I will usually try to post my day’s writing experience on the day I worked, but as I was up until 10:30 pm last night and my husband was trying to sleep in the room where I write, I decided to hold it off until this morning.
Truth is, I did not meet my writing goals on the first day of my challenge. I am shooting for 2742 words/day to meet a 85,000 word count goal* and finish the novel, but I only achieved 1925. I’m behind by 817 words, bu I’m actually glad I failed to reach my goal.
Why am I glad? Because it gives me an opportunity to talk about goals, failing or achieving them, and how we talk to ourselves about it. There were a lot of reasons I didn’t achieve 2742 words yesterday. And here are my excuses:
- I was really rusty. I haven’t written a first draft since February of 2015 and wringing those 1925 words out yesterday was really hard work.
- It was a Sunday, so I had a limited amount of time without the family at home.
- Starting anything new for me is a mental obstacle. I have to make myself feel prepared, so I organized my desk, made a spreadsheet to keep track of progress, made a novel template so every time I start a new novel it’s ready to go, and looked over a few notes before I began. I also sat there and stared at the computer for awhile because though I’ve known how this book was going to start since forever, I had a sudden brain bunny that said here are two more chapters to write before that first chapter. I may not use them, but I’m writing them anyway.

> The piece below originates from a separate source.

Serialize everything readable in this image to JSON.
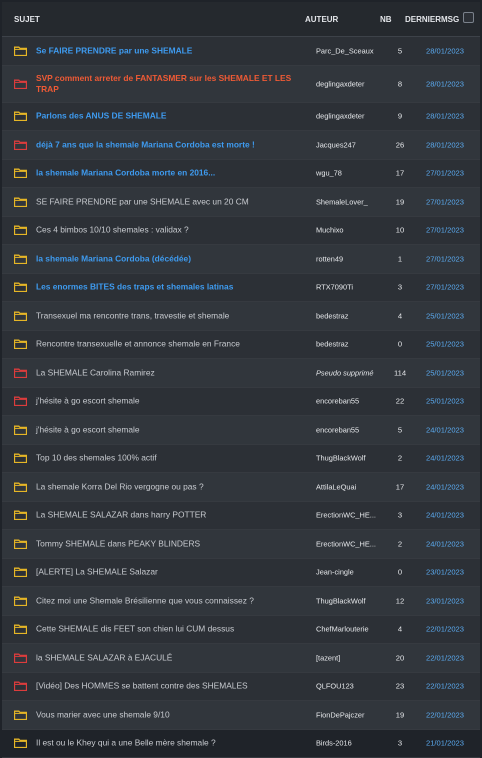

And you know what? Those excuses are okay. I wrote. It was hard, but I got words on the page. They may even be complete throw away words because I’m not positive I need them, but we’ll see. I’d rather write too much than too little to be honest.
The point here is, we all have things happening in our lives (and sometimes in our heads) that mean we can’t always meet that word count goal. It’s okay. Don’t beat yourself up for it. I know that on a good day I can bust out 5k words, so having an off day doesn’t mean the challenge is scraped for me.
And if you’re a slower drafter, then don’t expect too much of yourself. Set yourself a challenge that is achievable, otherwise you will just get down on yourself. If you can only get out 500 words on a good day, don’t expect yourself to suddenly write 3k. If you prefer to edit as you go, then maybe the NaNo style of just get the words out isn’t for you.
Personally, I used to be an edit-as-you-go writer. Then I tried a NaNo style writing to just get the words out. I liked both to be honest. So I do a mix. Sometimes I have to reread what I’ve written to keep my head in the writing space it should be in. Sometimes I reread a whole chapter and edit a little to get myself ready for starting a new day. Sometimes I need to do a small bit of research to name a character or select a city or something that helps me move on. The word count doesn’t have to be the be-all of your writing unless you want it to be.
Allow yourself the room to breathe and fail. Failure is okay. Because if even at the end of a NaNo-style writing you have 30k words, or 25k words, or whatever you were able to achieve, you still have thousands of more words than when you started to begin with.
* My word count goal is arbitrary. I want to finish a novel in 31 days and I estimate I need 80k-90k to achieve that. If I use the median number of 85k that gives me 2742 words/day, but as long as I have a finished novel by the end of the 31 days, I don’t care what the word count is.